What is being asked: Would you write out the records below exactly as given?

Records to process:
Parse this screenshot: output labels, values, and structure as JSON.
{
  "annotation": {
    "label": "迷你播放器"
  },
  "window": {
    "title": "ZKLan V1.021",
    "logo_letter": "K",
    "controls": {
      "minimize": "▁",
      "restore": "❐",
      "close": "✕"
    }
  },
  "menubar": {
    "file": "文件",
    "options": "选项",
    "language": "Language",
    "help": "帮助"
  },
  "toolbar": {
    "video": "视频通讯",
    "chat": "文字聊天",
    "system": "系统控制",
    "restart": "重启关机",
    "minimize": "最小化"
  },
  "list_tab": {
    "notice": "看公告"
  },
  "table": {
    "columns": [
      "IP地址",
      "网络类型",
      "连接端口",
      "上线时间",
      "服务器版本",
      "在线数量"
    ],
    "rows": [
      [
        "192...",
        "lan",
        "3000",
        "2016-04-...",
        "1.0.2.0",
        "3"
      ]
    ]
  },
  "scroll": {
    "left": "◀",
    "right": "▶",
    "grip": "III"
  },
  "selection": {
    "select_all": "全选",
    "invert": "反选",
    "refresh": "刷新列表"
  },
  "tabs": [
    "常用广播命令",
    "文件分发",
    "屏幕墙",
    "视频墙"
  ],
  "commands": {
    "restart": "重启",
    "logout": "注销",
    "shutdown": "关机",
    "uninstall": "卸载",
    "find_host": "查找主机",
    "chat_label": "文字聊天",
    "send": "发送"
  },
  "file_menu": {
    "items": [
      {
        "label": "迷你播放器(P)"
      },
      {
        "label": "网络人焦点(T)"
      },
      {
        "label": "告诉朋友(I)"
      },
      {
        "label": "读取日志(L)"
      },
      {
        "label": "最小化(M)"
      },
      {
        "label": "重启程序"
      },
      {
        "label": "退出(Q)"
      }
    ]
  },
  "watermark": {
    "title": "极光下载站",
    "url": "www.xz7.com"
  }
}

Reply:
Parse this screenshot: output labels, values, and structure as JSON.
{
  "annotation": {
    "label": "迷你播放器"
  },
  "window": {
    "title": "ZKLan V1.021",
    "logo_letter": "K",
    "controls": {
      "minimize": "▁",
      "restore": "❐",
      "close": "✕"
    }
  },
  "menubar": {
    "file": "文件",
    "options": "选项",
    "language": "Language",
    "help": "帮助"
  },
  "toolbar": {
    "video": "视频通讯",
    "chat": "文字聊天",
    "system": "系统控制",
    "restart": "重启关机",
    "minimize": "最小化"
  },
  "list_tab": {
    "notice": "看公告"
  },
  "table": {
    "columns": [
      "IP地址",
      "网络类型",
      "连接端口",
      "上线时间",
      "服务器版本",
      "在线数量"
    ],
    "rows": [
      [
        "192...",
        "lan",
        "3000",
        "2016-04-...",
        "1.0.2.0",
        "3"
      ]
    ]
  },
  "scroll": {
    "left": "◀",
    "right": "▶",
    "grip": "III"
  },
  "selection": {
    "select_all": "全选",
    "invert": "反选",
    "refresh": "刷新列表"
  },
  "tabs": [
    "常用广播命令",
    "文件分发",
    "屏幕墙",
    "视频墙"
  ],
  "commands": {
    "restart": "重启",
    "logout": "注销",
    "shutdown": "关机",
    "uninstall": "卸载",
    "find_host": "查找主机",
    "chat_label": "文字聊天",
    "send": "发送"
  },
  "file_menu": {
    "items": [
      {
        "label": "迷你播放器(P)"
      },
      {
        "label": "网络人焦点(T)"
      },
      {
        "label": "告诉朋友(I)"
      },
      {
        "label": "读取日志(L)"
      },
      {
        "label": "最小化(M)"
      },
      {
        "label": "重启程序"
      },
      {
        "label": "退出(Q)"
      }
    ]
  },
  "watermark": {
    "title": "极光下载站",
    "url": "www.xz7.com"
  }
}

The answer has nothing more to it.